_Task to complete_: Leave every picture out and return the rest of the listing verbatim.

═══ Record extracts ═══

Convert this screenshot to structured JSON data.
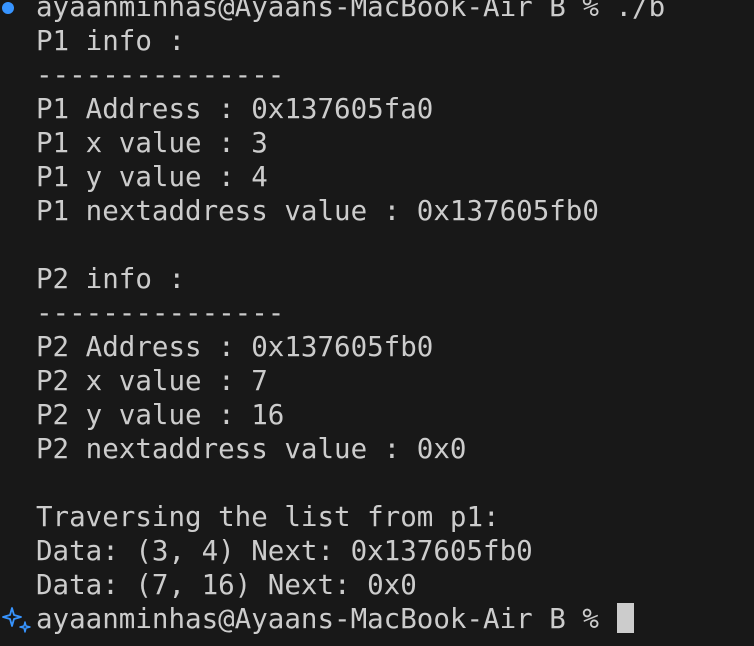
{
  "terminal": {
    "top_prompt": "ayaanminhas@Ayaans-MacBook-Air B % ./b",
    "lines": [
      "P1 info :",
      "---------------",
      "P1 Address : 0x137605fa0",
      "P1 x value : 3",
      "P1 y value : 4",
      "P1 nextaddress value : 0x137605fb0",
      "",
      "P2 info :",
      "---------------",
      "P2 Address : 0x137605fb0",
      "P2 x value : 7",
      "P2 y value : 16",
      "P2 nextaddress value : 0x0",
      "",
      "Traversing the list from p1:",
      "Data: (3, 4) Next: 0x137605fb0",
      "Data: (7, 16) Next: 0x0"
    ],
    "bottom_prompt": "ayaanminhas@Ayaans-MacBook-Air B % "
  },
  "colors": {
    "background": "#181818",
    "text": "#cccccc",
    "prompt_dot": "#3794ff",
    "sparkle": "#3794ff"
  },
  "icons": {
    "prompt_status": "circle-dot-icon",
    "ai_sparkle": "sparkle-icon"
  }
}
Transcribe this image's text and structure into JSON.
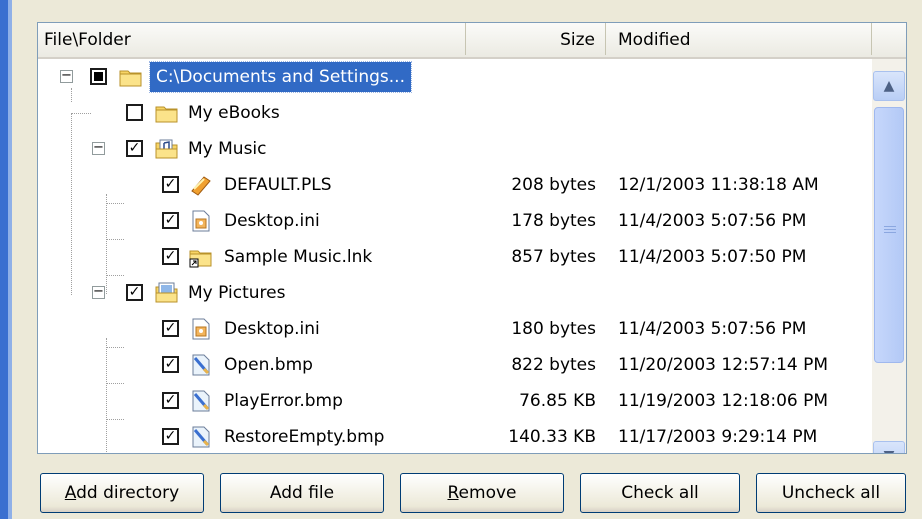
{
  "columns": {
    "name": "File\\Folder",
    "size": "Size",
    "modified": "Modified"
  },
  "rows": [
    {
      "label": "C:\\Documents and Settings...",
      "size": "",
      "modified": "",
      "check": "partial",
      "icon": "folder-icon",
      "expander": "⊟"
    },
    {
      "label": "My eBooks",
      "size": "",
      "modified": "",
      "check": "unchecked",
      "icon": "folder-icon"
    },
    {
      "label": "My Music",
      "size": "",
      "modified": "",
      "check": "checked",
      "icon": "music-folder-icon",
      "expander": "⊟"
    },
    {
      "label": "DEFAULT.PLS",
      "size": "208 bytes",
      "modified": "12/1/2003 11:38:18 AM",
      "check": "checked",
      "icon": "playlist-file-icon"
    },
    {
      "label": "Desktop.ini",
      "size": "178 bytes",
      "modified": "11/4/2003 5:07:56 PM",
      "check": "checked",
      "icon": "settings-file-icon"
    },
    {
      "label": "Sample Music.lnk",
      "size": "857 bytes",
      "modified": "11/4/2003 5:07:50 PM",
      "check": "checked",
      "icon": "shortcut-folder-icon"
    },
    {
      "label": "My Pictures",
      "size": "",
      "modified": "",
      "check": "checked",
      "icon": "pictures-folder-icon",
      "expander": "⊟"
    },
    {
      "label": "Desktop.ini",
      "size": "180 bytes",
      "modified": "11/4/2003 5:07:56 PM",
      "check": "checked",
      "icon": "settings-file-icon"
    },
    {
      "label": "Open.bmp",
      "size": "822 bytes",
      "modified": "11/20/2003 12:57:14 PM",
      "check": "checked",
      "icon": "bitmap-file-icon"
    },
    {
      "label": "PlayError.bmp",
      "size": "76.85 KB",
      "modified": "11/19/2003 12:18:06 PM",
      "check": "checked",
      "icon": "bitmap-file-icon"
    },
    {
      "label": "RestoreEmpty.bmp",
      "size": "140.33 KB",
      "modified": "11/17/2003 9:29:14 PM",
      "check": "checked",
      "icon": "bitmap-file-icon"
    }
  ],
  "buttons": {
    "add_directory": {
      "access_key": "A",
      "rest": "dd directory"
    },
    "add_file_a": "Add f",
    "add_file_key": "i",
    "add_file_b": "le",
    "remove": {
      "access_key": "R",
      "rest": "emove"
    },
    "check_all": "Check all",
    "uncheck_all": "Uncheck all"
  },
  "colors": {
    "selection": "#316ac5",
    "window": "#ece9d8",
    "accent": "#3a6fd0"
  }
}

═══

_Task response_:
Convert this screenshot to structured JSON data.
{
  "terminal": {
    "top_prompt": "ayaanminhas@Ayaans-MacBook-Air B % ./b",
    "lines": [
      "P1 info :",
      "---------------",
      "P1 Address : 0x137605fa0",
      "P1 x value : 3",
      "P1 y value : 4",
      "P1 nextaddress value : 0x137605fb0",
      "",
      "P2 info :",
      "---------------",
      "P2 Address : 0x137605fb0",
      "P2 x value : 7",
      "P2 y value : 16",
      "P2 nextaddress value : 0x0",
      "",
      "Traversing the list from p1:",
      "Data: (3, 4) Next: 0x137605fb0",
      "Data: (7, 16) Next: 0x0"
    ],
    "bottom_prompt": "ayaanminhas@Ayaans-MacBook-Air B % "
  },
  "colors": {
    "background": "#181818",
    "text": "#cccccc",
    "prompt_dot": "#3794ff",
    "sparkle": "#3794ff"
  },
  "icons": {
    "prompt_status": "circle-dot-icon",
    "ai_sparkle": "sparkle-icon"
  }
}
Transcribe this image's text and structure into JSON.
{
  "columns": {
    "name": "File\\Folder",
    "size": "Size",
    "modified": "Modified"
  },
  "rows": [
    {
      "label": "C:\\Documents and Settings...",
      "size": "",
      "modified": "",
      "check": "partial",
      "icon": "folder-icon",
      "expander": "⊟"
    },
    {
      "label": "My eBooks",
      "size": "",
      "modified": "",
      "check": "unchecked",
      "icon": "folder-icon"
    },
    {
      "label": "My Music",
      "size": "",
      "modified": "",
      "check": "checked",
      "icon": "music-folder-icon",
      "expander": "⊟"
    },
    {
      "label": "DEFAULT.PLS",
      "size": "208 bytes",
      "modified": "12/1/2003 11:38:18 AM",
      "check": "checked",
      "icon": "playlist-file-icon"
    },
    {
      "label": "Desktop.ini",
      "size": "178 bytes",
      "modified": "11/4/2003 5:07:56 PM",
      "check": "checked",
      "icon": "settings-file-icon"
    },
    {
      "label": "Sample Music.lnk",
      "size": "857 bytes",
      "modified": "11/4/2003 5:07:50 PM",
      "check": "checked",
      "icon": "shortcut-folder-icon"
    },
    {
      "label": "My Pictures",
      "size": "",
      "modified": "",
      "check": "checked",
      "icon": "pictures-folder-icon",
      "expander": "⊟"
    },
    {
      "label": "Desktop.ini",
      "size": "180 bytes",
      "modified": "11/4/2003 5:07:56 PM",
      "check": "checked",
      "icon": "settings-file-icon"
    },
    {
      "label": "Open.bmp",
      "size": "822 bytes",
      "modified": "11/20/2003 12:57:14 PM",
      "check": "checked",
      "icon": "bitmap-file-icon"
    },
    {
      "label": "PlayError.bmp",
      "size": "76.85 KB",
      "modified": "11/19/2003 12:18:06 PM",
      "check": "checked",
      "icon": "bitmap-file-icon"
    },
    {
      "label": "RestoreEmpty.bmp",
      "size": "140.33 KB",
      "modified": "11/17/2003 9:29:14 PM",
      "check": "checked",
      "icon": "bitmap-file-icon"
    }
  ],
  "buttons": {
    "add_directory": {
      "access_key": "A",
      "rest": "dd directory"
    },
    "add_file_a": "Add f",
    "add_file_key": "i",
    "add_file_b": "le",
    "remove": {
      "access_key": "R",
      "rest": "emove"
    },
    "check_all": "Check all",
    "uncheck_all": "Uncheck all"
  },
  "colors": {
    "selection": "#316ac5",
    "window": "#ece9d8",
    "accent": "#3a6fd0"
  }
}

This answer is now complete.